Learning disability charity Mencap has launched a campaign to highlight the issue of the strain many family carers feel under due to the lack of short break services.
Earlier this year, a Mencap report found that 8 in 10 family carers have reached, or are close to reaching, breaking point due to lack of short breaks – also known as respite. Families say they reach breaking point as the result of providing constant care to a loved one without a break.
More than 7 out of 10 carers provide more than 15 hours of unpaid care each day. The alternative is state-funded care, which would cost the government £119 billion each year.
To challenge this, the charity has launched its Breaking Point appeal to raise awareness of the issue and to help put pressure on councils to keep these services running.

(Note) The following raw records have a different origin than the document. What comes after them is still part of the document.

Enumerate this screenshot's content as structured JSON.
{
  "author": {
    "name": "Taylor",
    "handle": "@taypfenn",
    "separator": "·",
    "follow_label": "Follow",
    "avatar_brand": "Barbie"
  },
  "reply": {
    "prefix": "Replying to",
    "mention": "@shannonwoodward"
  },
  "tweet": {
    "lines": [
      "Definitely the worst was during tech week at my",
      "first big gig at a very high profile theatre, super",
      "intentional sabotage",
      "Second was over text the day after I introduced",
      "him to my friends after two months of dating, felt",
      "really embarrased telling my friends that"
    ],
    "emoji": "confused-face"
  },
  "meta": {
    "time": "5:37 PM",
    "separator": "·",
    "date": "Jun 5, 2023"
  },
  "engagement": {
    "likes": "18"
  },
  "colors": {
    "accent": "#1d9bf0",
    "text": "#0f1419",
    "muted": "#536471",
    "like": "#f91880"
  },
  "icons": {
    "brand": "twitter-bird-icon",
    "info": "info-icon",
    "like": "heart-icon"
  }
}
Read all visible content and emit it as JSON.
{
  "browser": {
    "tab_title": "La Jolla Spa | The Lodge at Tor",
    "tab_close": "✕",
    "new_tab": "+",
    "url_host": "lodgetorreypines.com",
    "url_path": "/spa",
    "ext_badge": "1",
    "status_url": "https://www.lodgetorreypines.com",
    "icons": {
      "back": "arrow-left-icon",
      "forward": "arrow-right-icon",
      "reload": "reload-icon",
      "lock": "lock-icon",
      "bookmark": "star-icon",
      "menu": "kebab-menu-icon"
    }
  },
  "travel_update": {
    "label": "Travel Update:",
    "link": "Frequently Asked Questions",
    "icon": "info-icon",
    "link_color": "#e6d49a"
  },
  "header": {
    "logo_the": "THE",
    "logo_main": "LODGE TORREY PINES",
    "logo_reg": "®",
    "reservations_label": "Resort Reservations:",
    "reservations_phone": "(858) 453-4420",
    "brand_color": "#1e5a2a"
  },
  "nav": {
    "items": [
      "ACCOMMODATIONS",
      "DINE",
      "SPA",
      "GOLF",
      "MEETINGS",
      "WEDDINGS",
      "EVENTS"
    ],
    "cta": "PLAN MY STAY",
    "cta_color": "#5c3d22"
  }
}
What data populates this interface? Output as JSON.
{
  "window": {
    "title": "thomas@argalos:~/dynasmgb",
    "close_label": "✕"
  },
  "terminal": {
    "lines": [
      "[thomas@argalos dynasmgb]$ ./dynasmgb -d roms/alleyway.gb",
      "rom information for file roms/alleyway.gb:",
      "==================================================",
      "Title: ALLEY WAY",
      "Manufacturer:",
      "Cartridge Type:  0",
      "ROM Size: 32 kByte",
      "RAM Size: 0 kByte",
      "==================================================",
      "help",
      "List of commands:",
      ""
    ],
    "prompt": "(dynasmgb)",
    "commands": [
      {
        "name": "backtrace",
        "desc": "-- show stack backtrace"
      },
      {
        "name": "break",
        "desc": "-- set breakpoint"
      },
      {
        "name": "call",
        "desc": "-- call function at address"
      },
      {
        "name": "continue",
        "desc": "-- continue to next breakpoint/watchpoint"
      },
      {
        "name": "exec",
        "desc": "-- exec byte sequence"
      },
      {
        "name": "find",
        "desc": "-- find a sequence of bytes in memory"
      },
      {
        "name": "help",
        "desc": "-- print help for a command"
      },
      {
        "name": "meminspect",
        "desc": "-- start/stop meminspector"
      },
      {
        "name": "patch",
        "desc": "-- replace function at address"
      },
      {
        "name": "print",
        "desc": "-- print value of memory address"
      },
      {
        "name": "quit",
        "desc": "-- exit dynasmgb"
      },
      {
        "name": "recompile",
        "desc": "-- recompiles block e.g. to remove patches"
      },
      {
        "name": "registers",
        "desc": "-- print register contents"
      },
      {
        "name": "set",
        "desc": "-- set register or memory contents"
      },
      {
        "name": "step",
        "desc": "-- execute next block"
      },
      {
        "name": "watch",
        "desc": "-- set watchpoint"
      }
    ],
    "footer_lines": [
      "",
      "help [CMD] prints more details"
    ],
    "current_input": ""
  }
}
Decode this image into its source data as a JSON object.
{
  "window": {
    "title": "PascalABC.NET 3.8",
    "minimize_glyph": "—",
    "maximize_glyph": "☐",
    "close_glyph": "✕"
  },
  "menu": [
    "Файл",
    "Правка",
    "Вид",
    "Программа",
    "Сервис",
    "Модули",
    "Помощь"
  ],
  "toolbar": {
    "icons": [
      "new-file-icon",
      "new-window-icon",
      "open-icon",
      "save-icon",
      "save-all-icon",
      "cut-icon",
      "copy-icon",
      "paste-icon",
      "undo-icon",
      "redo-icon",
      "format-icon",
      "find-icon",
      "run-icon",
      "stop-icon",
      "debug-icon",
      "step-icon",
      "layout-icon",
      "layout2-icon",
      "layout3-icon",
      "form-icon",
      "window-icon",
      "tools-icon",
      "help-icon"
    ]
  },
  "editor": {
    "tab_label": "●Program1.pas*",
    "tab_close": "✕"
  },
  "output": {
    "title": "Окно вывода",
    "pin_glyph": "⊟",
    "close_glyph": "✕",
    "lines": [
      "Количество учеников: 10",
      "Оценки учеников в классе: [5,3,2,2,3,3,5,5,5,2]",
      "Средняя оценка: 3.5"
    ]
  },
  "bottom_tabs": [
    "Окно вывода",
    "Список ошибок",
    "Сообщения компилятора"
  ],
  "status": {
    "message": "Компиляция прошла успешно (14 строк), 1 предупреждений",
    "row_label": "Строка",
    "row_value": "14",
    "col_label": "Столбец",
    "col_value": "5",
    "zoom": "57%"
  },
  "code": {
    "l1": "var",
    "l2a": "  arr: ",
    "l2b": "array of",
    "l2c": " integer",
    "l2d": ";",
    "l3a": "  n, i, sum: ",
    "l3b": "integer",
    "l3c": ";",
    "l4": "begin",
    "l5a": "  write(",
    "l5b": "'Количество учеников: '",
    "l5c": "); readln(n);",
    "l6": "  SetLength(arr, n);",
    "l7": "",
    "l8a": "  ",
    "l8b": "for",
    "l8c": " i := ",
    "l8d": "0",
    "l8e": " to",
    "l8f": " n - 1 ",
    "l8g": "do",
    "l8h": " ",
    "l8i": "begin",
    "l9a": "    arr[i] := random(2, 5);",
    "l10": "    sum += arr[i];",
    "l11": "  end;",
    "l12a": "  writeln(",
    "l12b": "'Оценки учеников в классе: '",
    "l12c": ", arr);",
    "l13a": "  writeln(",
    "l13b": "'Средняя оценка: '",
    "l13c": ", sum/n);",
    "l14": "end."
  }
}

Mencap report that 4 out of 10 family carers have experienced cuts to their short breaks and the same number feel their short breaks services have got worse in the past 3 years. Short breaks services are delivered by local councils and give carers and people with a learning disability a break to recharge. The charity’s campaign aims to: ensure that no family carer is left to reach breaking point; that every family that needs a short break receives one; and that no more short breaks services cut.
Exhausted and depressed

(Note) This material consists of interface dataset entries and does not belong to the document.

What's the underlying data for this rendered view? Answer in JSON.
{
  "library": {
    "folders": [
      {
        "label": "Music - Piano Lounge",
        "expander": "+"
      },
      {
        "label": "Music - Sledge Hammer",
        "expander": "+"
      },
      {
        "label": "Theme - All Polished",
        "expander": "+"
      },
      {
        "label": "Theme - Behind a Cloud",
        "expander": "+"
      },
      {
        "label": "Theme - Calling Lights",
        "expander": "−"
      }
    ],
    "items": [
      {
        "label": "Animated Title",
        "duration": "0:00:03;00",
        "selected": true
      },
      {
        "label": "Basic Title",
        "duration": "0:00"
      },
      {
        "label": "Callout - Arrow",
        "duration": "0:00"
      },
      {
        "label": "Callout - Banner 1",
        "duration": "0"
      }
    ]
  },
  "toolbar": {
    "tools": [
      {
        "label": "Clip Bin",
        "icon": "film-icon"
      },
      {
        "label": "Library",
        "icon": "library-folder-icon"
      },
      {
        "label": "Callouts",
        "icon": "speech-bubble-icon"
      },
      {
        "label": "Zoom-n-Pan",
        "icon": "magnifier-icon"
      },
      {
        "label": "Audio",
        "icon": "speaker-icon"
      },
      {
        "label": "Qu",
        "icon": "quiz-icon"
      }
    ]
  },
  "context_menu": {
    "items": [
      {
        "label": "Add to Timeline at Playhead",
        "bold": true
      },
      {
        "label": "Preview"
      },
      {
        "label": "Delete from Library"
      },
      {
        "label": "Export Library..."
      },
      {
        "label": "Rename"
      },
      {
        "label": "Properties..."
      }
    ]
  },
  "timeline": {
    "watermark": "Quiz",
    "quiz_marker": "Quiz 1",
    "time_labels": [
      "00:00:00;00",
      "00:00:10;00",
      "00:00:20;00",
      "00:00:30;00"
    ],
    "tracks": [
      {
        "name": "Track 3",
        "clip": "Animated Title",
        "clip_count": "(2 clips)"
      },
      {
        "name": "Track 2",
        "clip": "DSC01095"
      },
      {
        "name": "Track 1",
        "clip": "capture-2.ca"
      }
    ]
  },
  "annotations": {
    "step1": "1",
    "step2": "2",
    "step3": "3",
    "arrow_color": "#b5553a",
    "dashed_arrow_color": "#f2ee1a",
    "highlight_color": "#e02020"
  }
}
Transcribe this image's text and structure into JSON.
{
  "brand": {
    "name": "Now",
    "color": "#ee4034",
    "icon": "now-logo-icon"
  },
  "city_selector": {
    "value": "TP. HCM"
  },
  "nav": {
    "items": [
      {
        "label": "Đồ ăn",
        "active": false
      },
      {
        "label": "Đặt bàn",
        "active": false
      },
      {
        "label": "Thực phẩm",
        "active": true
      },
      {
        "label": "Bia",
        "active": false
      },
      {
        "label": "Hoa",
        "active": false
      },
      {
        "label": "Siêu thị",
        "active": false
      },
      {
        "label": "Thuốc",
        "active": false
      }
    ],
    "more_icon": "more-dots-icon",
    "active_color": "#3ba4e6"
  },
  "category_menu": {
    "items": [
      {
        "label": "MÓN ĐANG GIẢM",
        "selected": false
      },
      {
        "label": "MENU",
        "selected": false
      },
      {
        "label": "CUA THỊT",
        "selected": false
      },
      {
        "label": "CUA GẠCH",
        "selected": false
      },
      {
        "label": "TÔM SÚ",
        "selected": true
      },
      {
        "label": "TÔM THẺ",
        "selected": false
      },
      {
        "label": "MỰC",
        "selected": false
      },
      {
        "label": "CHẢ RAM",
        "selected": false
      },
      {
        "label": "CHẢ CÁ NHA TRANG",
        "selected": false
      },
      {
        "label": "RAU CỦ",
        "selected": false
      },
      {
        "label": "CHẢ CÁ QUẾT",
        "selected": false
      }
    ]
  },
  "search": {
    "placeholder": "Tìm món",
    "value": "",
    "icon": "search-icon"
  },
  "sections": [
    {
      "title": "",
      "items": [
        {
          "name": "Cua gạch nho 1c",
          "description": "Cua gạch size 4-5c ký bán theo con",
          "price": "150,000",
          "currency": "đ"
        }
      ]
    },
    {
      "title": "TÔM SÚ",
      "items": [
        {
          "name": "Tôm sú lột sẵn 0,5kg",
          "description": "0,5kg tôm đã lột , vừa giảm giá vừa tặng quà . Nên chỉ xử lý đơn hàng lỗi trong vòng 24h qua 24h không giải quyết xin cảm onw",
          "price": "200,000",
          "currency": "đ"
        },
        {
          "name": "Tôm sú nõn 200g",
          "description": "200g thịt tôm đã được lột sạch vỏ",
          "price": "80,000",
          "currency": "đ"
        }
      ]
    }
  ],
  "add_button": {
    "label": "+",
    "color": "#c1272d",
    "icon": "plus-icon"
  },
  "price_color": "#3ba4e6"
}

Gail, a parent carer, explained the effect a lack of short breaks had on her life. “The lack of sleep was the worst thing. From the age of 2 years old, my son didn’t sleep for more than 2 or 3 hours a night. I was exhausted, depressed and bad tempered, which was impacting on the way I parented my other kids, and my relationship with their dad.”

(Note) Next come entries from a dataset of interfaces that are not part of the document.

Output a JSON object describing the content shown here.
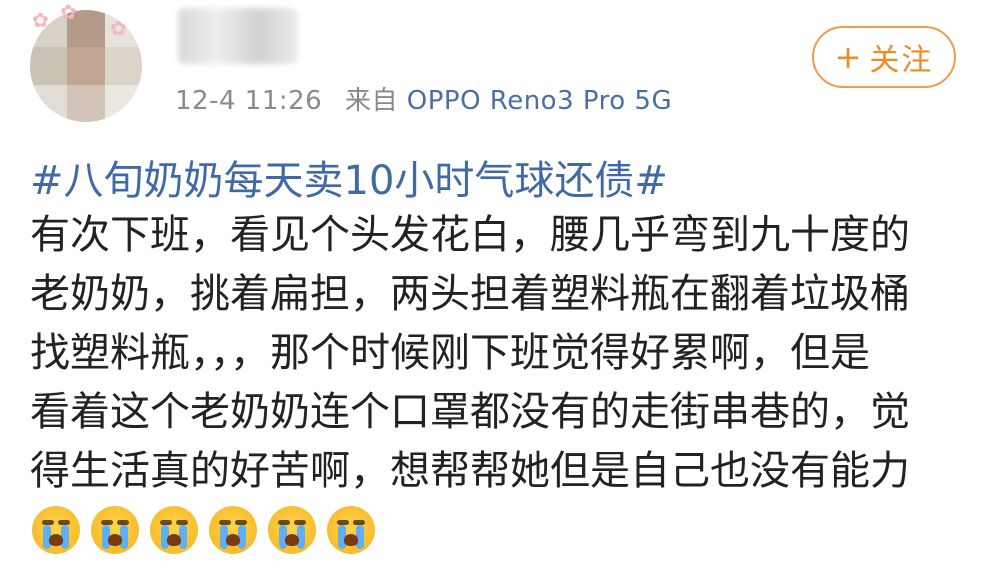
{
  "post": {
    "time": "12-4 11:26",
    "source_prefix": "来自",
    "source_device": "OPPO Reno3 Pro 5G",
    "follow_label": "关注",
    "follow_plus": "+",
    "hashtag": "#八旬奶奶每天卖10小时气球还债#",
    "lines": [
      "有次下班，看见个头发花白，腰几乎弯到九十度的",
      "老奶奶，挑着扁担，两头担着塑料瓶在翻着垃圾桶",
      "找塑料瓶，，，那个时候刚下班觉得好累啊，但是",
      "看着这个老奶奶连个口罩都没有的走街串巷的，觉",
      "得生活真的好苦啊，想帮帮她但是自己也没有能力"
    ],
    "emojis": [
      "crying-face",
      "crying-face",
      "crying-face",
      "crying-face",
      "crying-face",
      "crying-face"
    ]
  },
  "colors": {
    "hashtag": "#3f6aa7",
    "source": "#4a6fa5",
    "follow_accent": "#f08a24",
    "meta_gray": "#8a8a8a"
  }
}
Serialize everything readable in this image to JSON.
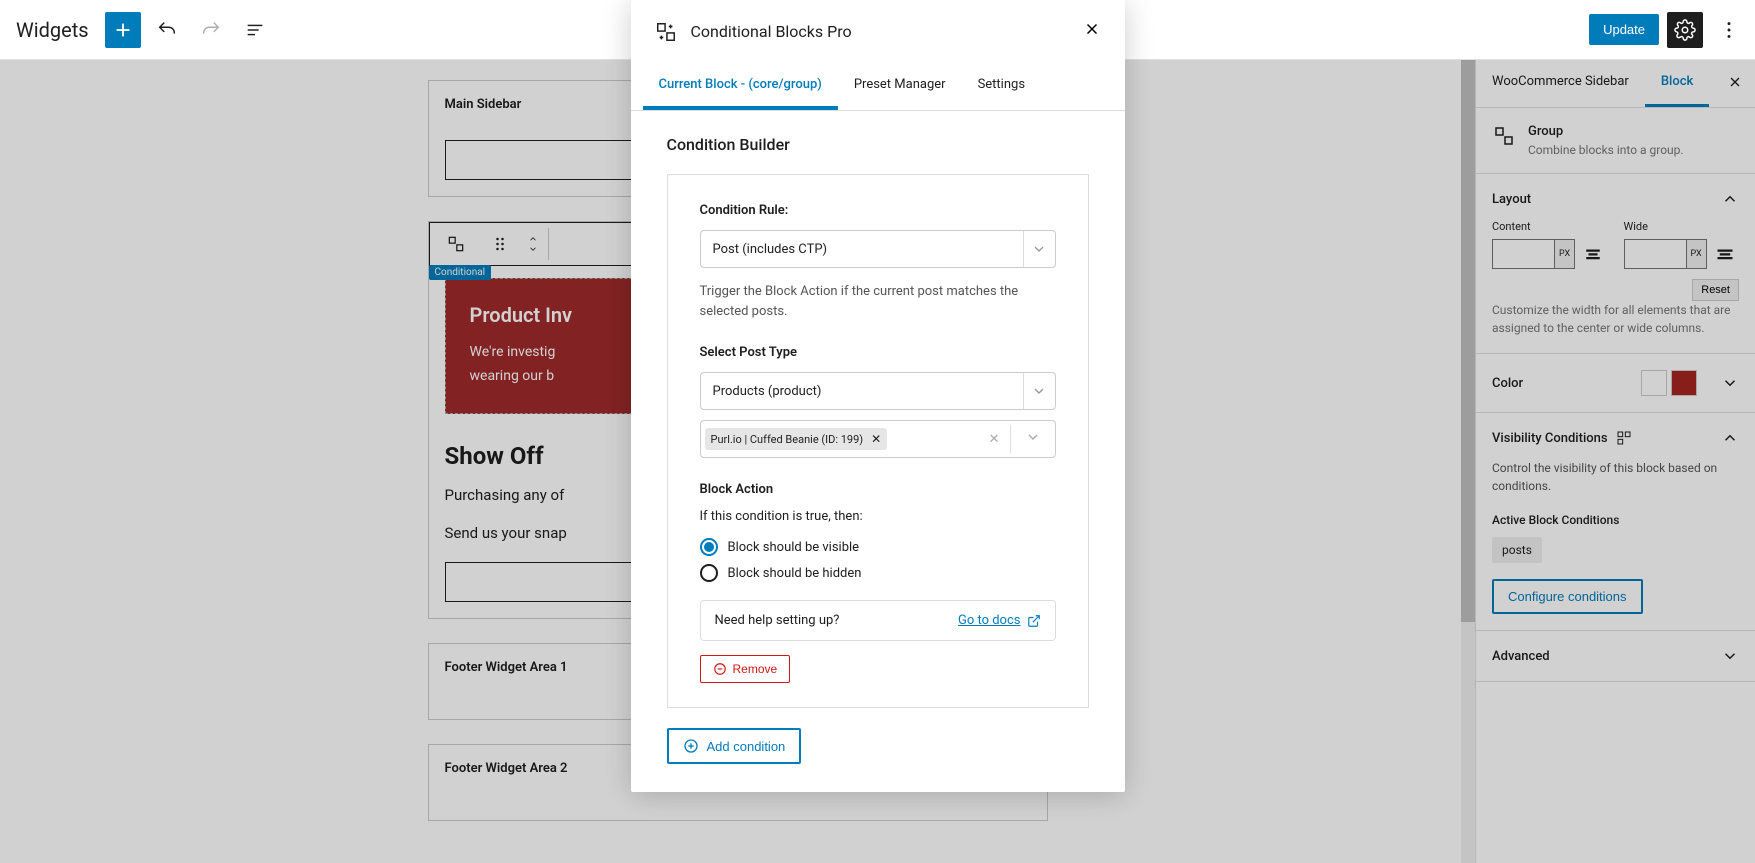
{
  "topbar": {
    "title": "Widgets",
    "update": "Update"
  },
  "canvas": {
    "area1_title": "Main Sidebar",
    "conditional_badge": "Conditional",
    "red_heading": "Product Inv",
    "red_line1": "We're investig",
    "red_line2": "wearing our b",
    "showoff_title": "Show Off",
    "showoff_p1": "Purchasing any of",
    "showoff_p2": "Send us your snap",
    "footer1": "Footer Widget Area 1",
    "footer2": "Footer Widget Area 2"
  },
  "sidebar": {
    "tab1": "WooCommerce Sidebar",
    "tab2": "Block",
    "block_name": "Group",
    "block_desc": "Combine blocks into a group.",
    "layout": {
      "title": "Layout",
      "content": "Content",
      "wide": "Wide",
      "px": "PX",
      "reset": "Reset",
      "help": "Customize the width for all elements that are assigned to the center or wide columns."
    },
    "color": {
      "title": "Color",
      "swatch2": "#a5251f"
    },
    "visibility": {
      "title": "Visibility Conditions",
      "desc": "Control the visibility of this block based on conditions.",
      "active_label": "Active Block Conditions",
      "pill": "posts",
      "configure": "Configure conditions"
    },
    "advanced": "Advanced"
  },
  "modal": {
    "title": "Conditional Blocks Pro",
    "tabs": {
      "current": "Current Block - (core/group)",
      "preset": "Preset Manager",
      "settings": "Settings"
    },
    "builder_title": "Condition Builder",
    "rule_label": "Condition Rule:",
    "rule_value": "Post (includes CTP)",
    "rule_desc": "Trigger the Block Action if the current post matches the selected posts.",
    "posttype_label": "Select Post Type",
    "posttype_value": "Products (product)",
    "tag_value": "Purl.io | Cuffed Beanie (ID: 199)",
    "action_label": "Block Action",
    "action_if": "If this condition is true, then:",
    "radio_visible": "Block should be visible",
    "radio_hidden": "Block should be hidden",
    "help_text": "Need help setting up?",
    "help_link": "Go to docs",
    "remove": "Remove",
    "add": "Add condition"
  }
}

Jo Davies, campaigns lead at Mencap, added. “Family carers of people with a learning disability do a fantastic job, many caring for their loved one for more than 15 hours a day, 7 days a week. This is a huge contribution, not just to their family but to the whole of society, and their contribution is not fully recognised or rewarded. Instead, their lives are made harder with cuts to the services which should be there to give them a break and enable them to keep on caring.”
Clare Lucas, Mencap’s activism lead, said: “now is a crucial time to keep this issue in the spotlight and to keep the pressure on local councils as they start to make decisions about what services they will cut next year. Please help us stop this by telling your council not to cut short breaks in your local area.
“Together we can make sure that every family gets the support they need, and no-one is left to reach breaking point.”
Learning Disability Today produced a feature earlier in the year on the issues facing family carers in regard to short breaks. To read this, click here.